There has been much discussion about the impact of the Presidential election on the art market, amidst much generalized anxiety about "fake news." What about "fake art?" Never one to be behind the curve, artist Richard Prince has stepped into the spotlight (to the extent he left). Declaring that one of his controversial “New Portraits” works of Instagram posts of others that was sold to Ivanka Trump is “fake” and that he “denounce[s]” it, Prince raises interesting questions about what the legal ramifications of such a repudiation might be. In this instance he has apparently refunded Ms. Trump’s money, but following on last year’s surprising Peter Doig trial (surprising that it got to trial, not that Mr. Doig won), a hypothetical artist making such a declaration might have some vulnerability under both common law, if not under the Visual Artists Rights Act of 1990, 17 U.S.C. § 106A (VARA).
The ongoing saga between Yves Bouvier and Dmitri Rybolovlev over Bouvier’s sale to the Russian billionaire of Leonardo’s Salvator Mundi (and a recent preemptive suit by Sotheby’s against the original sellers of the work to Bouvier) has cast unusual scrutiny over the often-private relationships between art dealers, art advisors, and their clients. Chief among the issues between Bouvier and Rybolovlev is whether Bouvier’s resale to Rybolovlev at an allegedly markedly higher price than Bouvier purchased it for constitutes self-dealing by a trusted agent, or the time-tested adage of buy low, sell high. This is a question of great significant for obvious reasons: in private sales the collector is often relying on the expertise of the art professional. In any fiduciary relationship, however, it is axiomatic that the fiduciary agent (like an attorney or a trustee) cannot enrich himself at the expense of the beneficiary. Whether Bouvier is indeed a fiduciary is a fiercely debated question for another day.

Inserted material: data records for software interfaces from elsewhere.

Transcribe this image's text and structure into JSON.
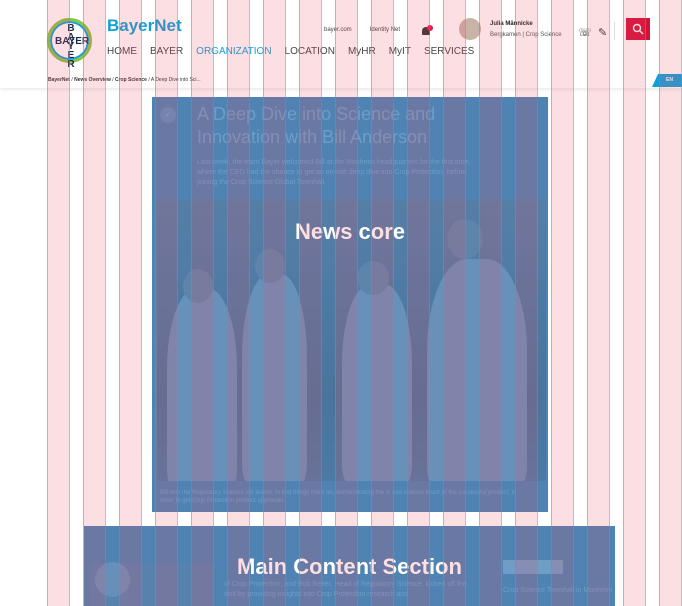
{
  "header": {
    "logo_vertical": "B\nA\nY\nE\nR",
    "logo_horizontal": "BAYER",
    "brand": "BayerNet",
    "nav": [
      "HOME",
      "BAYER",
      "ORGANIZATION",
      "LOCATION",
      "MyHR",
      "MyIT",
      "SERVICES"
    ],
    "active_nav": "ORGANIZATION",
    "top_links": [
      "bayer.com",
      "Identity Net"
    ],
    "user_name": "Julia Männicke",
    "user_location": "Bergkamen | Crop Science",
    "search_icon": "search-icon"
  },
  "breadcrumb": {
    "items": [
      "BayerNet",
      "News Overview",
      "Crop Science",
      "A Deep Dive into Sci..."
    ]
  },
  "lang": "EN",
  "news": {
    "title": "A Deep Dive into Science and Innovation with Bill Anderson",
    "lead": "Last week, the team Bayer welcomed Bill at the Monheim headquarters for the first time, where the CEO had the chance to get an on-site deep dive into Crop Protection, before joining the Crop Science Global Townhall.",
    "overlay_label": "News core",
    "caption": "Bill with the Regulatory Science lab teams, to find things more on, demonstrating the in use science much of the successful product, in order to get Crop Protection product approvals."
  },
  "main": {
    "overlay_label": "Main Content Section",
    "text": "of Crop Protection, and Bob Reiter, Head of Regulatory Science, kicked off the visit by providing insights into Crop Protection research and"
  },
  "side": {
    "text": "Crop Science Townhall in Monheim"
  },
  "colors": {
    "brand_blue": "#10a0d8",
    "brand_green": "#89c540",
    "search_red": "#d3123a",
    "overlay_blue": "#4e83b3"
  }
}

A recent dismissal in New York of a case about Cady Noland’s Log Cabin provides some welcome guidance on the contours of these relationships in the eyes of the law. The finding that the defendant owed no exceptional duty to the plaintiff is a significant pushback against the expansive view of agency that Rybolovlev, among others, has advocated. The decision clarifies that interaction with an expert does not elevate that expert to a position of undivided loyalty. Rather, the terms of the relationship must be on of special trust and confidence. The duties of actual fiduciaries are not changed by this decision, but it will help professionals and collectors understand who is, and who is not, filling that role.
Topics: Cady Noland, Visual Artists Rights Act of 1990, VARA, conversion, breach of fiduciary duty, Yves Bouvier, Log Cabin, Dimitry Ryobolovlev, unjust enrichment, 17 U.S.C. 106A, Brett Shaheen, Janssen Gallery, Michael Janssen, Scott Mueller, Marisa Newman Projects, Wilhelm Schurmann